Earlier this year, there were signs that IBM really might pull off a turnaround. After more than five years of shrinking revenues, Big Blue reported three quarters of growth in a row. Sure, that growth wasn’t coming from new businesses, but from milking the upside in existing businesses. But it was something.

Then, in October, IBM missed its numbers. Its revenue dropped 2.1%. It fell short specifically in its most critical area–the strategic imperatives that it has touted for several years as the key to its future.

Which is why IBM’s $34 billion proposed acquisition of Red Hat is so monumental. It’s the largest software acquisition of all time, and it stands out both for the business opportunity it presents, and for the Un-IBM-y nature of IBM’s approach to an acquisition. Nearly seven years into her tenure as CEO, Ginni Rometty wants to signal that IBM can be a different kind of company–that just as it has done for the past 107 years, it can change with the times.

The problem is that changing with the times is table stakes for the tech giants. To pull off the type of growth that can carry a behemoth corporate from one decade to the next, a company must change ahead of the times–and define that change for everyone else. While the Red Hat acquisition shows Rometty can be a creative strategist and is willing to act aggressively to keep IBM healthy and cement her own legacy, the company must now help Red Hat to thrive. More important, Rometty must identify new similarly large growth areas and position IBM to own them as they emerge.

It’s easy to hang IBM’s current woes on Rometty, a career IBMer who has been trying to turn the company around since two years after she assumed the top job. But the company’s current travails emerge largely out of an awful call made by her predecessor.
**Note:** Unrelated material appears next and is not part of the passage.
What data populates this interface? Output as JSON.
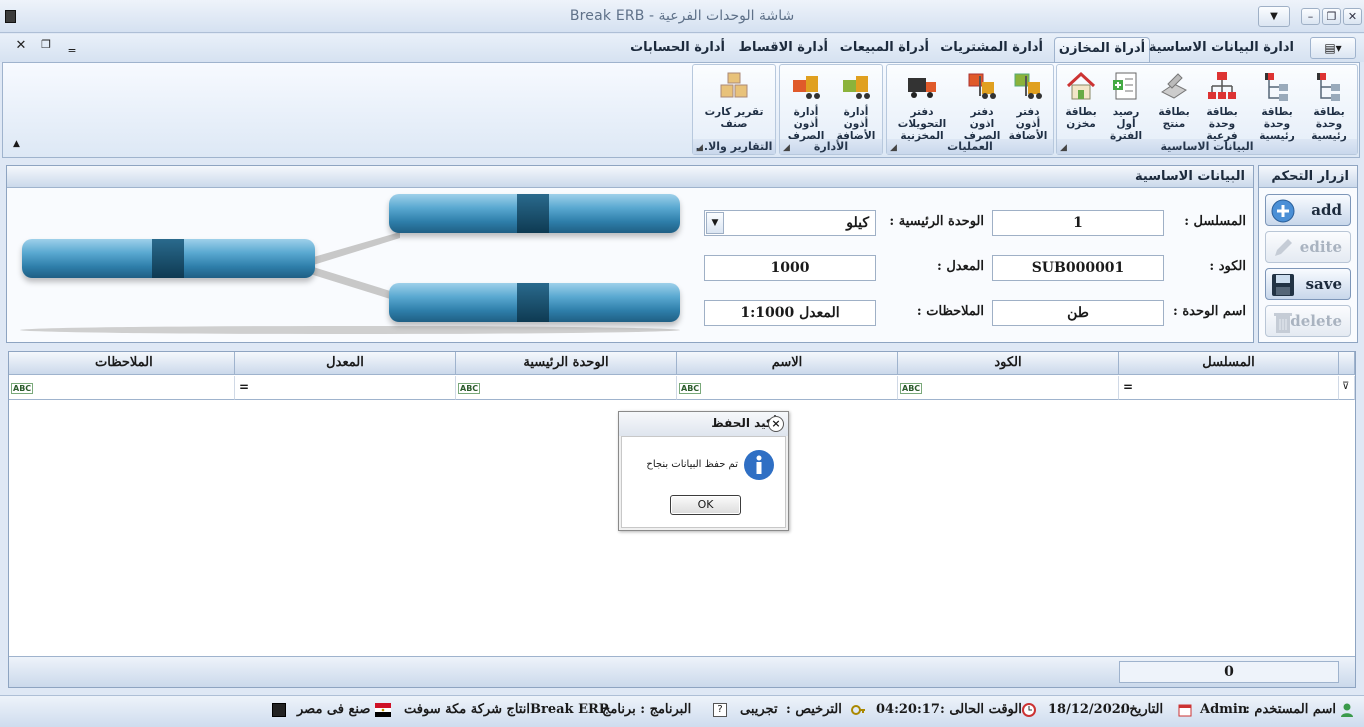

In 2010, former IBM CEO Sam Palmisano told investors, “You can’t do what we’re doing in a cloud.” Amazon had already been selling cloud services for four years by then, and most of the West Coast computing giants evangelized the consumerization of technology and believed that everything would one day move to the cloud. Palmisano turned his back on the future.

By the time IBM embraced the cloud, paying $2 billion for SoftLayer Technologies and attempting to advance a hybrid strategy that allowed customers to combine on-site private servers and third-party cloud computing, it was too late. Amazon and Microsoft (which, disclosure, owns my parent company, LinkedIn) had already cemented their lead in pure cloud computing, establishing themselves as the go-to services. In 2017, Amazon owned 52% of the market for public cloud-computing, according to Gartner; Microsoft held 13%. IBM’s share was 1.9%. GBH Insights analyst Daniel Ives told me, “It’s a two-horse race at this point.”

With the Red Hat acquisition, IBM can expand its reach across its hybrid cloud infrastructure. The market is expected to more than double to $130 billion by 2022. As companies become more sophisticated about pairing the benefits of cloud computing and the security of managing their own infrastructure, this hybrid approach is becoming more attractive. This, according to Ives, gives IBM a shot at capturing the growing number of customers who want to combine public and private clouds. “They have a legit path to become a very disruptive player.”

But that’s assuming both that companies are going to want an alternative to the hybrid computing offered by the three large centralized players–Microsoft, Amazon, and Google–and that they aren’t sophisticated enough to harness existing open-source software to build their own alternative. Stratechery’s Ben Thompson isn’t so sure that’s true. He says this strategy “seems more attuned to IBM’s needs than potential customers.” He asks, “If an enterprise is concerned about lock-in, is IBM really a better option? And if the answer is that ‘Red Hat is open,’ at what point do increasingly sophisticated businesses build it themselves?”

For the Red Hat acquisition to work, Rometty must also honor her promise for Red Hat to remain independent within IBM. The plan is for the company to remain a standalone business unit, in the same way that, for years, Facebook gave Instagram room to nurture a distinct culture and grow an independent business. Red Hat’s leadership team will stick around, and it will remain in its current headquarters.

At a Town Hall meeting the day after the announcement, Red Hat CEO Jim Whitehurst assured his employees “red will stay red” as Rometty looked on. Employees were skeptical, both in the meeting and on the internet, where they went so far as to eulogize their company in reddit forums. But Whitehurst made a strategy case for the approach: “We have to stay separate because otherwise the value goes away,” he said. “If we lose our Switzerland status, that’s a lot of what our value is.”

Even if everything goes according to plan, IBM’s future is far from secure. Though IBM was early to develop artificial intelligence tools, and made the world take notice when Watson won Jeopardy in 2011, it hasn’t been able to realize the commercial success of its peers. Recently, sales in the company’s business that includes Watson have declined.

But IBM is no stranger to near death experiences. No large company, and certainly no tech company, survives more than 100 years without reinventing itself many times. Rometty was at IBM when, in the early 90s, it missed the shift to personal computers and came within a quarter of going bankrupt. She watched Lou Gerstner teach the proverbial elephant to dance. A successful IBM-owned Red Hat could send a powerful signal that even if IBM’s turnaround is slow to emerge, Rometty is capable of traveling far beyond IBM’s traditional playbook to reboot the company.